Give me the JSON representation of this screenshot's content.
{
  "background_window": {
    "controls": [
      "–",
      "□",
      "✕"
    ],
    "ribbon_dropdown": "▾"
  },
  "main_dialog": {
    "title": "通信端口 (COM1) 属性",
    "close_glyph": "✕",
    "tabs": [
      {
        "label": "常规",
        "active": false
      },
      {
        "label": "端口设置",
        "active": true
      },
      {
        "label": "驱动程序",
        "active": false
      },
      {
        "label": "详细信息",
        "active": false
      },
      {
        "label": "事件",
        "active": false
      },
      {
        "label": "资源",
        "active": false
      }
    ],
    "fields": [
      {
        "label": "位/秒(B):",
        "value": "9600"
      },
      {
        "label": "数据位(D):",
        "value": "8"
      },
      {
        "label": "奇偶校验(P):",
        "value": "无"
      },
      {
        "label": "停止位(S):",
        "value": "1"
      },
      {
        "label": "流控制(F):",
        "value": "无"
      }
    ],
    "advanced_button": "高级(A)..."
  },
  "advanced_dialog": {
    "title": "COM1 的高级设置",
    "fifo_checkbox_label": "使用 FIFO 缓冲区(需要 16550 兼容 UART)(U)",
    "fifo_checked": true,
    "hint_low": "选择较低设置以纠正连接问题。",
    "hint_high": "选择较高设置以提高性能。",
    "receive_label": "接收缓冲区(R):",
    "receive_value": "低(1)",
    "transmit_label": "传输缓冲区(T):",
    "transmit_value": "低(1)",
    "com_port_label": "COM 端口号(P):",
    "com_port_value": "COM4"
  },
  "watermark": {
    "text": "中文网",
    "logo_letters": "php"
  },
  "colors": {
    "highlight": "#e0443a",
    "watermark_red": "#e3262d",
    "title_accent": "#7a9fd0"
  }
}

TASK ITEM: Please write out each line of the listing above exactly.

OUTPUT:
Give me the JSON representation of this screenshot's content.
{
  "background_window": {
    "controls": [
      "–",
      "□",
      "✕"
    ],
    "ribbon_dropdown": "▾"
  },
  "main_dialog": {
    "title": "通信端口 (COM1) 属性",
    "close_glyph": "✕",
    "tabs": [
      {
        "label": "常规",
        "active": false
      },
      {
        "label": "端口设置",
        "active": true
      },
      {
        "label": "驱动程序",
        "active": false
      },
      {
        "label": "详细信息",
        "active": false
      },
      {
        "label": "事件",
        "active": false
      },
      {
        "label": "资源",
        "active": false
      }
    ],
    "fields": [
      {
        "label": "位/秒(B):",
        "value": "9600"
      },
      {
        "label": "数据位(D):",
        "value": "8"
      },
      {
        "label": "奇偶校验(P):",
        "value": "无"
      },
      {
        "label": "停止位(S):",
        "value": "1"
      },
      {
        "label": "流控制(F):",
        "value": "无"
      }
    ],
    "advanced_button": "高级(A)..."
  },
  "advanced_dialog": {
    "title": "COM1 的高级设置",
    "fifo_checkbox_label": "使用 FIFO 缓冲区(需要 16550 兼容 UART)(U)",
    "fifo_checked": true,
    "hint_low": "选择较低设置以纠正连接问题。",
    "hint_high": "选择较高设置以提高性能。",
    "receive_label": "接收缓冲区(R):",
    "receive_value": "低(1)",
    "transmit_label": "传输缓冲区(T):",
    "transmit_value": "低(1)",
    "com_port_label": "COM 端口号(P):",
    "com_port_value": "COM4"
  },
  "watermark": {
    "text": "中文网",
    "logo_letters": "php"
  },
  "colors": {
    "highlight": "#e0443a",
    "watermark_red": "#e3262d",
    "title_accent": "#7a9fd0"
  }
}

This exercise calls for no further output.